• Work instruction:
Leave the images aside and copy out the whole listing, exact to the word.

Segment Start: Source information

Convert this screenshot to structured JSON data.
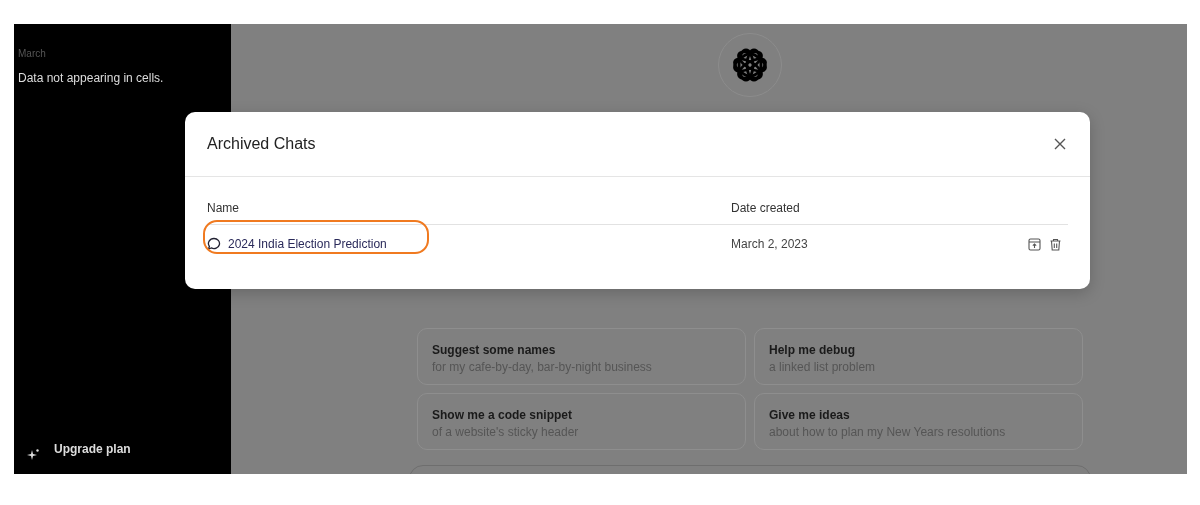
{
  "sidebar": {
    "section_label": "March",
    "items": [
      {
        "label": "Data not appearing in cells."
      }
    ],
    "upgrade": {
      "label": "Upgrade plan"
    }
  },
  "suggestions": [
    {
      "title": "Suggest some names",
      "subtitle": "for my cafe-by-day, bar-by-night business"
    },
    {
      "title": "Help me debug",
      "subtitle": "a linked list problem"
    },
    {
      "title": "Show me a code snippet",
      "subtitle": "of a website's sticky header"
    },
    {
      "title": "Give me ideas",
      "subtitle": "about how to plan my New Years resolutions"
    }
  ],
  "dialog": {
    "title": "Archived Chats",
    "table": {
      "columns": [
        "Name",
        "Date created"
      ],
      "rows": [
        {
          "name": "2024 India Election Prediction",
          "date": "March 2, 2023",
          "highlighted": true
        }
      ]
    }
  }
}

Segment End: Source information

• Answer:
Convert this screenshot to structured JSON data.
{
  "sidebar": {
    "section_label": "March",
    "items": [
      {
        "label": "Data not appearing in cells."
      }
    ],
    "upgrade": {
      "label": "Upgrade plan"
    }
  },
  "suggestions": [
    {
      "title": "Suggest some names",
      "subtitle": "for my cafe-by-day, bar-by-night business"
    },
    {
      "title": "Help me debug",
      "subtitle": "a linked list problem"
    },
    {
      "title": "Show me a code snippet",
      "subtitle": "of a website's sticky header"
    },
    {
      "title": "Give me ideas",
      "subtitle": "about how to plan my New Years resolutions"
    }
  ],
  "dialog": {
    "title": "Archived Chats",
    "table": {
      "columns": [
        "Name",
        "Date created"
      ],
      "rows": [
        {
          "name": "2024 India Election Prediction",
          "date": "March 2, 2023",
          "highlighted": true
        }
      ]
    }
  }
}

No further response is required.